Libertine takes the lead vocals throughout Crass' third album (the one exception being de Vivre's turn on the unnerving portrayal of hospitals and waiting for death, "Health Surface"). A powerful and challenging record, Penis Envy uses the brutal, cruel description of sexism and rape on the opening track, "Bata Motel," as a launching point for a comprehensive rip through societal control and repression throughout. Smart enough to target everything from the mechanics and business of selling romance ("Smother Love") to gender stereotyping ("Systematic Death") and back again, lyrically the sharpest cut is toward those who choose to accept such a system rather than reacting back against it. Libertine's delivery places her as one of punk and post-punk's most distinct vocalists; if her atypical approach to singing has parallels to everyone from Poly Styrene to Pauline Murray, she consciously avoids sugaring the pill as the album continues on its way. One of her finest moments comes on "Where Next Columbus," a smart, blackly humorous riff on notions of discovery and control, on every level from economic and political to personal and back again.
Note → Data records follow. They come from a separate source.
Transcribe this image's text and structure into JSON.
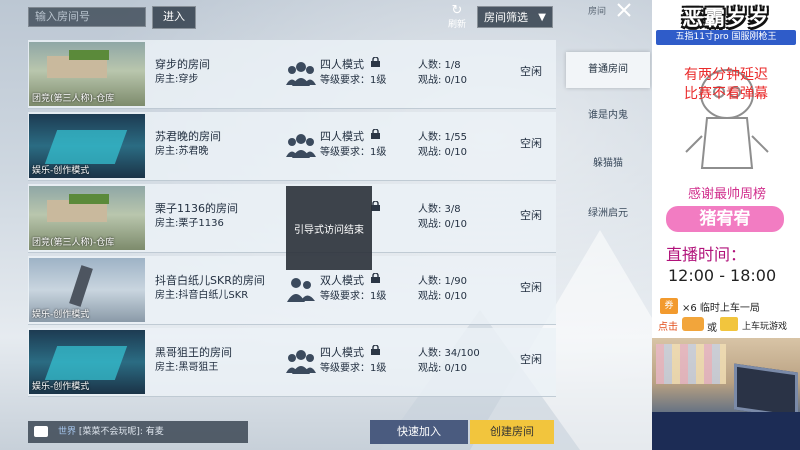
{
  "top_bar": {
    "room_search_placeholder": "输入房间号",
    "enter_label": "进入",
    "refresh_label": "刷新",
    "filter_label": "房间筛选"
  },
  "rooms": [
    {
      "thumb_caption": "团竞(第三人称)-仓库",
      "name": "穿步的房间",
      "owner": "房主:穿步",
      "mode": "四人模式",
      "level": "等级要求：1级",
      "players": "人数: 1/8",
      "spectators": "观战: 0/10",
      "status": "空闲"
    },
    {
      "thumb_caption": "娱乐-创作模式",
      "name": "苏君晚的房间",
      "owner": "房主:苏君晚",
      "mode": "四人模式",
      "level": "等级要求：1级",
      "players": "人数: 1/55",
      "spectators": "观战: 0/10",
      "status": "空闲"
    },
    {
      "thumb_caption": "团竞(第三人称)-仓库",
      "name": "栗子1136的房间",
      "owner": "房主:栗子1136",
      "mode": "",
      "level": "",
      "players": "人数: 3/8",
      "spectators": "观战: 0/10",
      "status": "空闲"
    },
    {
      "thumb_caption": "娱乐-创作模式",
      "name": "抖音白纸儿SKR的房间",
      "owner": "房主:抖音白纸儿SKR",
      "mode": "双人模式",
      "level": "等级要求：1级",
      "players": "人数: 1/90",
      "spectators": "观战: 0/10",
      "status": "空闲"
    },
    {
      "thumb_caption": "娱乐-创作模式",
      "name": "黑哥狙王的房间",
      "owner": "房主:黑哥狙王",
      "mode": "四人模式",
      "level": "等级要求：1级",
      "players": "人数: 34/100",
      "spectators": "观战: 0/10",
      "status": "空闲"
    }
  ],
  "toast": "引导式访问结束",
  "tabs": {
    "header": "房间",
    "items": [
      "普通房间",
      "谁是内鬼",
      "躲猫猫",
      "绿洲启元"
    ],
    "active_index": 0
  },
  "chat": {
    "channel": "世界",
    "message": "[菜菜不会玩呢]: 有麦"
  },
  "buttons": {
    "quick_join": "快速加入",
    "create_room": "创建房间"
  },
  "overlay": {
    "title": "恶霸岁岁",
    "badge": "五指11寸pro 国服刚枪王",
    "notice_line1": "有两分钟延迟",
    "notice_line2": "比赛不看弹幕",
    "thanks": "感谢最帅周榜",
    "supporter": "猪宥宥",
    "time_label": "直播时间：",
    "time_value": "12:00 - 18:00",
    "ticket_icon": "券",
    "ticket_text": "×6 临时上车一局",
    "click_label": "点击",
    "or_label": "或",
    "ride_label": "上车玩游戏"
  },
  "colors": {
    "create_room_bg": "#f2c53d",
    "quick_join_bg": "#4a5b7f",
    "overlay_notice": "#ea2b2b"
  }
}
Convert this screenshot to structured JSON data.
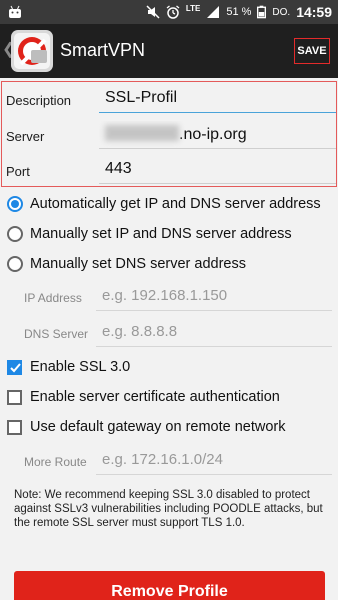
{
  "status_bar": {
    "battery_percent": "51 %",
    "day": "DO.",
    "time": "14:59",
    "network": "LTE",
    "icons": [
      "android-icon",
      "mute-icon",
      "alarm-icon",
      "signal-icon",
      "battery-icon"
    ]
  },
  "action_bar": {
    "title": "SmartVPN",
    "save_label": "SAVE",
    "logo_icon": "smartvpn-logo-icon"
  },
  "fields": {
    "description": {
      "label": "Description",
      "value": "SSL-Profil"
    },
    "server": {
      "label": "Server",
      "value_visible_suffix": ".no-ip.org"
    },
    "port": {
      "label": "Port",
      "value": "443"
    }
  },
  "address_options": {
    "items": [
      {
        "label": "Automatically get IP and DNS server address",
        "selected": true
      },
      {
        "label": "Manually set IP and DNS server address",
        "selected": false
      },
      {
        "label": "Manually set DNS server address",
        "selected": false
      }
    ]
  },
  "manual_fields": {
    "ip": {
      "label": "IP Address",
      "placeholder": "e.g. 192.168.1.150"
    },
    "dns": {
      "label": "DNS Server",
      "placeholder": "e.g. 8.8.8.8"
    }
  },
  "checkboxes": {
    "ssl3": {
      "label": "Enable SSL 3.0",
      "checked": true
    },
    "cert_auth": {
      "label": "Enable server certificate authentication",
      "checked": false
    },
    "default_gw": {
      "label": "Use default gateway on remote network",
      "checked": false
    }
  },
  "more_route": {
    "label": "More Route",
    "placeholder": "e.g. 172.16.1.0/24"
  },
  "note": "Note: We recommend keeping SSL 3.0 disabled to protect against SSLv3 vulnerabilities including POODLE attacks, but the remote SSL server must support TLS 1.0.",
  "remove_button": "Remove Profile",
  "colors": {
    "accent_blue": "#1e88e5",
    "highlight_red": "#e45a5a",
    "remove_red": "#e0231a",
    "actionbar_bg": "#1f1f1f"
  }
}
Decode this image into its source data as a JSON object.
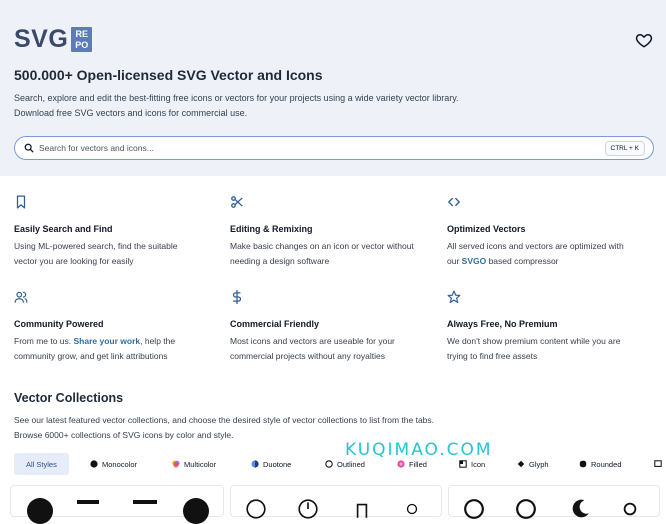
{
  "header": {
    "logo_text": "SVG",
    "logo_badge_line1": "RE",
    "logo_badge_line2": "PO"
  },
  "hero": {
    "title": "500.000+ Open-licensed SVG Vector and Icons",
    "desc_line1": "Search, explore and edit the best-fitting free icons or vectors for your projects using a wide variety vector library.",
    "desc_line2": "Download free SVG vectors and icons for commercial use."
  },
  "search": {
    "placeholder": "Search for vectors and icons...",
    "shortcut": "CTRL + K"
  },
  "features": [
    {
      "icon": "bookmark-icon",
      "title": "Easily Search and Find",
      "line1": "Using ML-powered search, find the suitable",
      "line2": "vector you are looking for easily"
    },
    {
      "icon": "scissors-icon",
      "title": "Editing & Remixing",
      "line1": "Make basic changes on an icon or vector without",
      "line2": "needing a design software"
    },
    {
      "icon": "code-icon",
      "title": "Optimized Vectors",
      "line1": "All served icons and vectors are optimized with",
      "line2_pre": "our ",
      "line2_link": "SVGO",
      "line2_post": " based compressor"
    },
    {
      "icon": "users-icon",
      "title": "Community Powered",
      "line1_pre": "From me to us. ",
      "line1_link": "Share your work",
      "line1_post": ", help the",
      "line2": "community grow, and get link attributions"
    },
    {
      "icon": "dollar-icon",
      "title": "Commercial Friendly",
      "line1": "Most icons and vectors are useable for your",
      "line2": "commercial projects without any royalties"
    },
    {
      "icon": "star-icon",
      "title": "Always Free, No Premium",
      "line1": "We don't show premium content while you are",
      "line2": "trying to find free assets"
    }
  ],
  "collections": {
    "title": "Vector Collections",
    "desc_line1": "See our latest featured vector collections, and choose the desired style of vector collections to list from the tabs.",
    "desc_line2": "Browse 6000+ collections of SVG icons by color and style.",
    "tabs": [
      "All Styles",
      "Monocolor",
      "Multicolor",
      "Duotone",
      "Outlined",
      "Filled",
      "Icon",
      "Glyph",
      "Rounded"
    ]
  },
  "watermark": "KUQIMAO.COM",
  "colors": {
    "hero_bg": "#eef2f8",
    "logo": "#3b4a6b",
    "badge": "#5c7bb8",
    "link": "#2f6f9f",
    "active_tab": "#e6edf8"
  }
}
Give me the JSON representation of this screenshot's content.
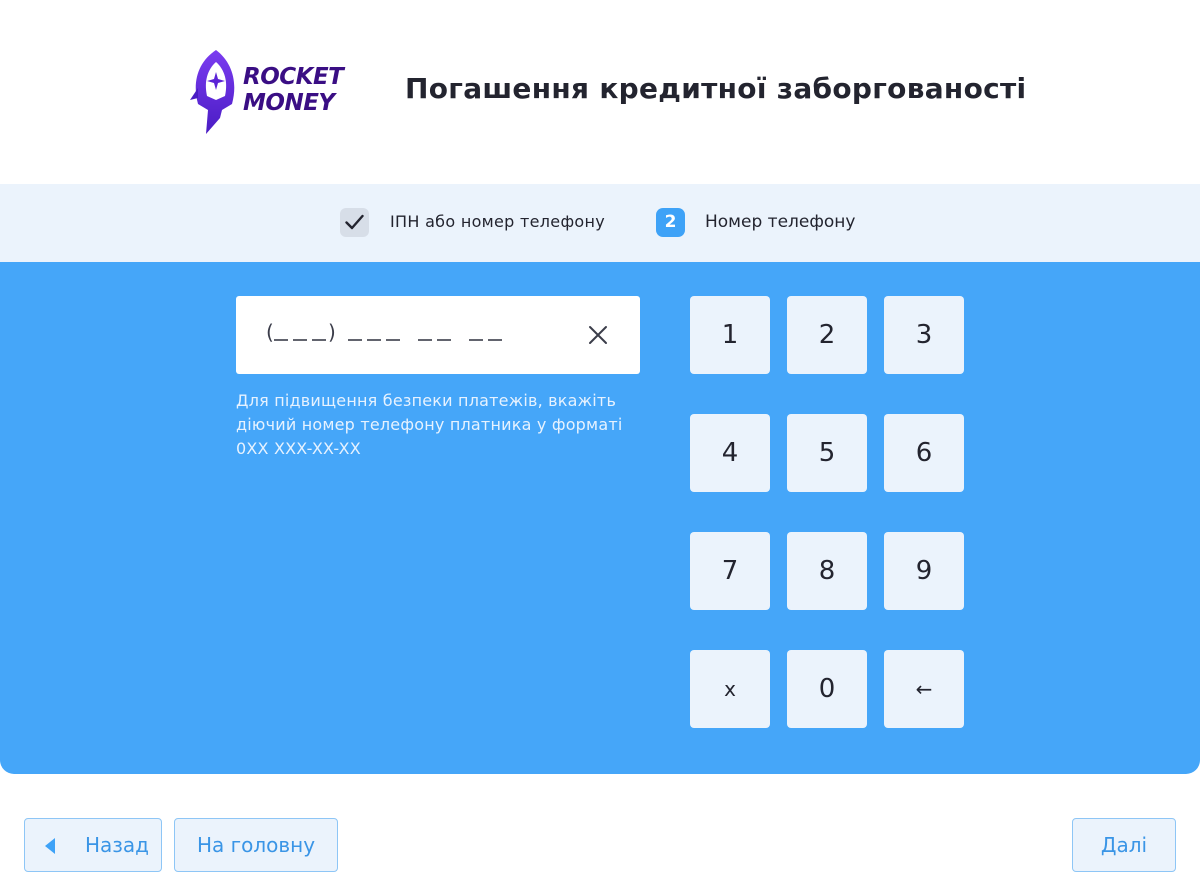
{
  "header": {
    "logo_line1": "ROCKET",
    "logo_line2": "MONEY",
    "title": "Погашення кредитної заборгованості"
  },
  "steps": [
    {
      "label": "ІПН або номер телефону",
      "status": "done"
    },
    {
      "number": "2",
      "label": "Номер телефону",
      "status": "active"
    }
  ],
  "phone": {
    "mask": "(__ __ __) __ __ __  __ __  __ __",
    "hint_lines": [
      "Для підвищення безпеки платежів, вкажіть",
      "діючий номер телефону платника у форматі",
      "0XX XXX-XX-XX"
    ]
  },
  "keypad": [
    [
      "1",
      "2",
      "3"
    ],
    [
      "4",
      "5",
      "6"
    ],
    [
      "7",
      "8",
      "9"
    ],
    [
      "x",
      "0",
      "←"
    ]
  ],
  "nav": {
    "back": "Назад",
    "home": "На головну",
    "next": "Далі"
  },
  "colors": {
    "panel": "#45a6f9",
    "steps_bg": "#ebf3fc",
    "accent": "#3ea2f7",
    "brand": "#3a0e84"
  }
}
If immediate musical variety isn't as evident on Penis Envy as on Stations of the Crass' studio cuts, more than a few twists and turns are evident. There's the sudden burst of noise and layered series of voices on the environmental lament "What the Fuck," the nervous crawl into aggro charge on "Poison in a Pretty Pill," even a pretty little guitar figure to start off "Berkertex Bride." Phil Free's lead guitar work is especially effective, often a trebly white sheet of electric aggression, while Penny Rimbaud's drumming gets more varied and interesting as well. Crass' always blunt cover art reaches new but gut-wrenching heights as well, featuring a prepackaged sex doll on the front and gutted pigs on the back. The conceptual effort closes with "Our Wedding," an intentionally sappy romantic number done for a mainstream magazine as a prank.
AllMusic Review by Ned Raggett